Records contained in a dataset
◆ ◆ ◆ ◆ ◆ ◆ ◆
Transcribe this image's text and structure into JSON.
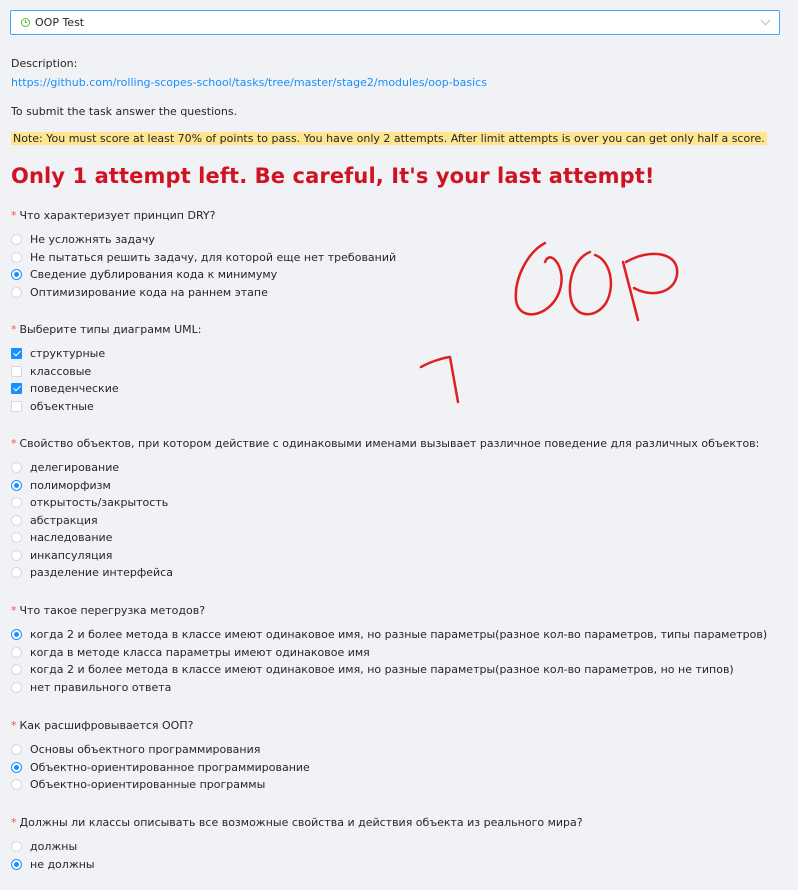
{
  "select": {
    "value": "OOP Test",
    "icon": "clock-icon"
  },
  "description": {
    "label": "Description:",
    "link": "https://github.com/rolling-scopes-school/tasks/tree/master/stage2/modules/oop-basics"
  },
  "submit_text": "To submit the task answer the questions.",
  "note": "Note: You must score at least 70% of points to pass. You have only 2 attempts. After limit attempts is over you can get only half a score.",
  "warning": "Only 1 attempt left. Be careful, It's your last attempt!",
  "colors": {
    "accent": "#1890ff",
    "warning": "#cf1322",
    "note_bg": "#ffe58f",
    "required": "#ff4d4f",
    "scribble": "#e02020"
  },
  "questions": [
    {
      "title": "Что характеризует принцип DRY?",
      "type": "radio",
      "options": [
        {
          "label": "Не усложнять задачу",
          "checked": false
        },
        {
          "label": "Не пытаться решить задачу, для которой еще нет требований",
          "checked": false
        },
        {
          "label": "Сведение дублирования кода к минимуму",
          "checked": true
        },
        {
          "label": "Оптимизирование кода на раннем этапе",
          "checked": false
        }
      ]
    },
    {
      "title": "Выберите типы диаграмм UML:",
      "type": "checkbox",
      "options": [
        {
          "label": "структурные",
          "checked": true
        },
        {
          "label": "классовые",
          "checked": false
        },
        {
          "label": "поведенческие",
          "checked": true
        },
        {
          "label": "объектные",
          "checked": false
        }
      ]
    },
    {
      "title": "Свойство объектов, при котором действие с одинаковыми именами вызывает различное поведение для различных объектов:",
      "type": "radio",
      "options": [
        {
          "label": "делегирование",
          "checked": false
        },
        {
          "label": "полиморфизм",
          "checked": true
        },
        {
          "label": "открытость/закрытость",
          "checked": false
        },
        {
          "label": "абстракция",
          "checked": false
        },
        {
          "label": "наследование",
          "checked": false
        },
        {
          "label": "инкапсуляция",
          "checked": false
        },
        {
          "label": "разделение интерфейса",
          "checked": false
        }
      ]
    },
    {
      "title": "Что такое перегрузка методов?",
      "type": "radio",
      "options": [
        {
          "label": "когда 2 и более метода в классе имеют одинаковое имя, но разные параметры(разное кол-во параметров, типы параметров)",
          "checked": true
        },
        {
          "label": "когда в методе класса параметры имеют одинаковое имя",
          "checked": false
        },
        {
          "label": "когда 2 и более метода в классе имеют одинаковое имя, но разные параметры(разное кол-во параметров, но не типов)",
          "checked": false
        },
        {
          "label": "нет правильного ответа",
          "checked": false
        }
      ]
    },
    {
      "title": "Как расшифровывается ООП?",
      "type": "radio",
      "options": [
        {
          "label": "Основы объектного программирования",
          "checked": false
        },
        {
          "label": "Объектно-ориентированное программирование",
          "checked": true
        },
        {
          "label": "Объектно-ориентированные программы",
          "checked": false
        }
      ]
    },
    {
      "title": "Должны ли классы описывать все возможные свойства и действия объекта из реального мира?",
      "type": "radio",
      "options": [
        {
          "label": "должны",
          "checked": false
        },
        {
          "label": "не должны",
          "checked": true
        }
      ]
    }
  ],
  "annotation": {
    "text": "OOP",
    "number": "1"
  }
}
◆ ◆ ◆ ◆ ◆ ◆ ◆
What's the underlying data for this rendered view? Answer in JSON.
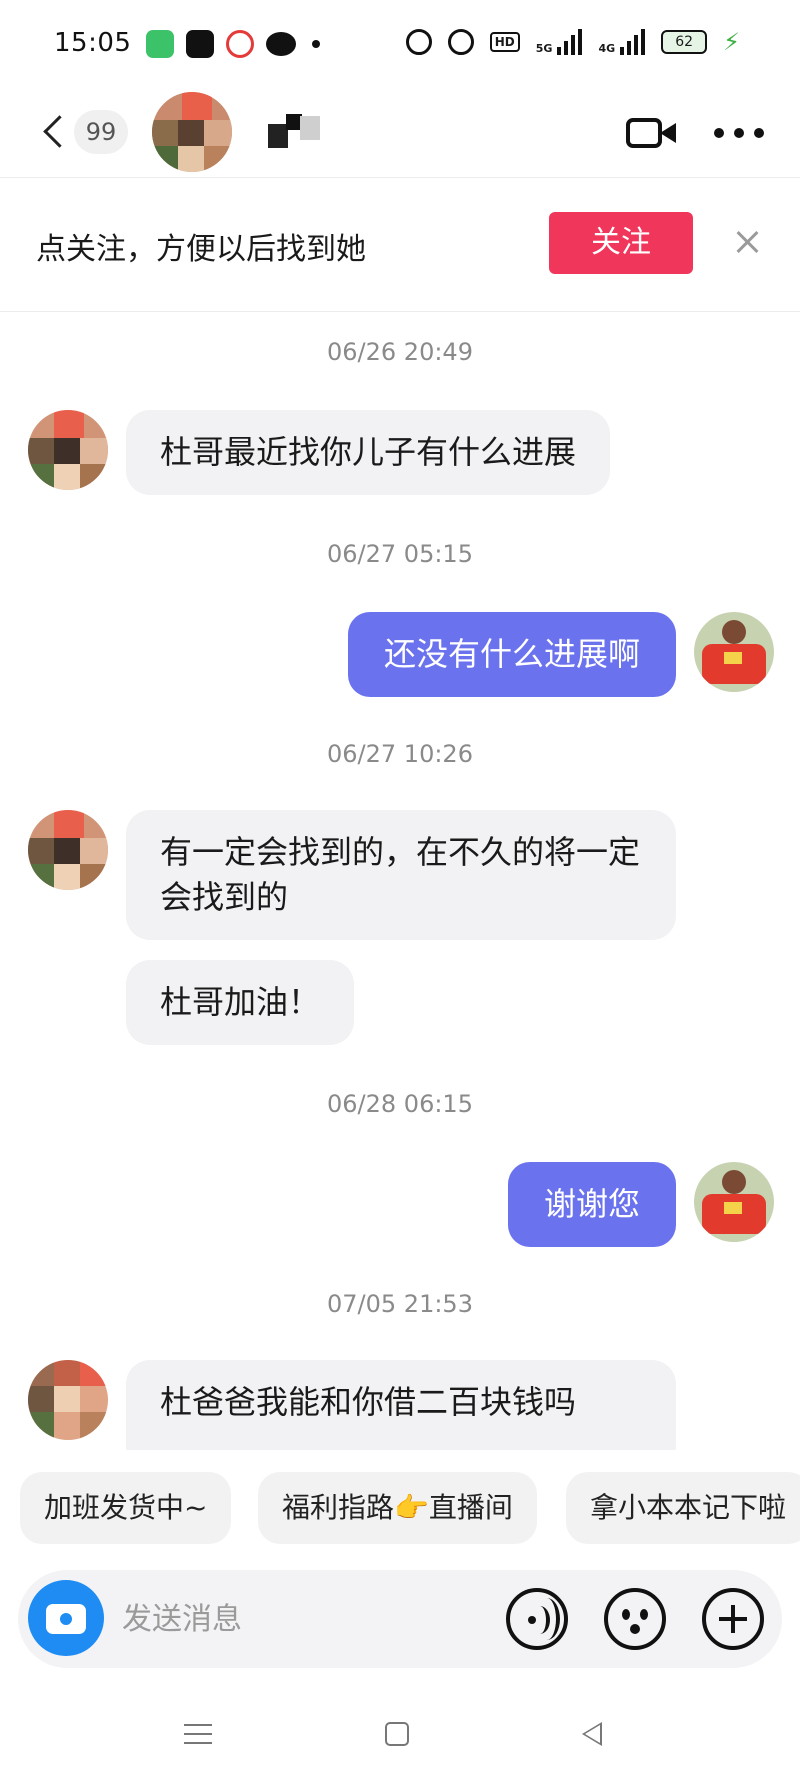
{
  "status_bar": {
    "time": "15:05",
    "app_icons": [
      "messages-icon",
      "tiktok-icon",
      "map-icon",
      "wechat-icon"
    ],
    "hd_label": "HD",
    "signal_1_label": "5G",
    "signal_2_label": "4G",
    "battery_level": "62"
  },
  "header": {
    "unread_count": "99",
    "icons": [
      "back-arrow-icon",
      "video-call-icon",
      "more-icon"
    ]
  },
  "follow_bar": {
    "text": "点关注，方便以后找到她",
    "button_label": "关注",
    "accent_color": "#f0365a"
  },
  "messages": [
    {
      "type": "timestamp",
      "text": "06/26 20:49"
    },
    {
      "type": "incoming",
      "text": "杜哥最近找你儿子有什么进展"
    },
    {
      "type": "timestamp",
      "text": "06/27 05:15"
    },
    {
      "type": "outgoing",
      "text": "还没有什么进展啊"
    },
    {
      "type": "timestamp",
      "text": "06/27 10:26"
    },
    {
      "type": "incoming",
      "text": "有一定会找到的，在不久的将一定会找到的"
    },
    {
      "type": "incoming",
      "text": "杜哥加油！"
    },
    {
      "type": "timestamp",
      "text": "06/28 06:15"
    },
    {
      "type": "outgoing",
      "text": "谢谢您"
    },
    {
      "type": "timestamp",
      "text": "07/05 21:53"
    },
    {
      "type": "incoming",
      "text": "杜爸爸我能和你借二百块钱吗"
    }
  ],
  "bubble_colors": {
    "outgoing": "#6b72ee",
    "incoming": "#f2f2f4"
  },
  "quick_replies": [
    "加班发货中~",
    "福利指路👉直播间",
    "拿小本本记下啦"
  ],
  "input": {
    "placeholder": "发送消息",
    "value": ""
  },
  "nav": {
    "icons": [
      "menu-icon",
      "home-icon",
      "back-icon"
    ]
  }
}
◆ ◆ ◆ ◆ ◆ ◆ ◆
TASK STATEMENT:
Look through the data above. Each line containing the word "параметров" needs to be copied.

EXPECTED OUTPUT:
          "label": "когда 2 и более метода в классе имеют одинаковое имя, но разные параметры(разное кол-во параметров, типы параметров)",
          "label": "когда 2 и более метода в классе имеют одинаковое имя, но разные параметры(разное кол-во параметров, но не типов)",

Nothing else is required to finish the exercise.